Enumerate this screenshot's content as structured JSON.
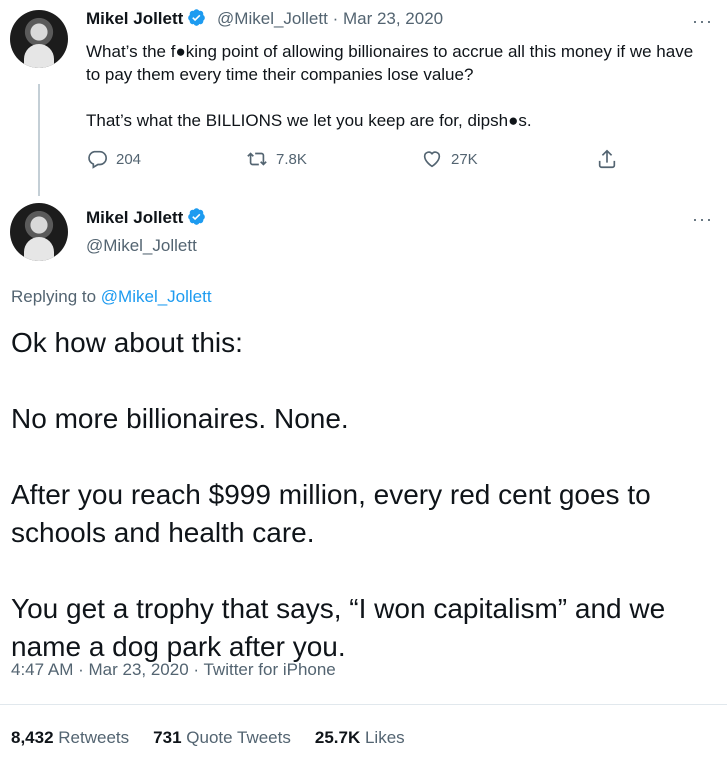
{
  "tweet1": {
    "name": "Mikel Jollett",
    "handle": "@Mikel_Jollett",
    "date": "Mar 23, 2020",
    "text_p1": "What’s the f●king point of allowing billionaires to accrue all this money if we have to pay them every time their companies lose value?",
    "text_p2": "That’s what the BILLIONS we let you keep are for, dipsh●s.",
    "replies": "204",
    "retweets": "7.8K",
    "likes": "27K"
  },
  "tweet2": {
    "name": "Mikel Jollett",
    "handle": "@Mikel_Jollett",
    "replying_label": "Replying to",
    "replying_to": "@Mikel_Jollett",
    "paragraphs": [
      "Ok how about this:",
      "No more billionaires. None.",
      "After you reach $999 million, every red cent goes to schools and health care.",
      "You get a trophy that says, “I won capitalism” and we name a dog park after you."
    ],
    "time": "4:47 AM",
    "date": "Mar 23, 2020",
    "source": "Twitter for iPhone",
    "stats": {
      "retweets_count": "8,432",
      "retweets_label": "Retweets",
      "quotes_count": "731",
      "quotes_label": "Quote Tweets",
      "likes_count": "25.7K",
      "likes_label": "Likes"
    }
  },
  "colors": {
    "accent": "#1d9bf0",
    "muted": "#536471",
    "text": "#0f1419",
    "line": "#c4cfd6"
  },
  "icons": [
    "verified-badge-icon",
    "more-icon",
    "reply-icon",
    "retweet-icon",
    "like-icon",
    "share-icon"
  ]
}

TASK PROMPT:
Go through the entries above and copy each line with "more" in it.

SOLUTION TO THE EXERCISE:
      "No more billionaires. None.",
    "more-icon",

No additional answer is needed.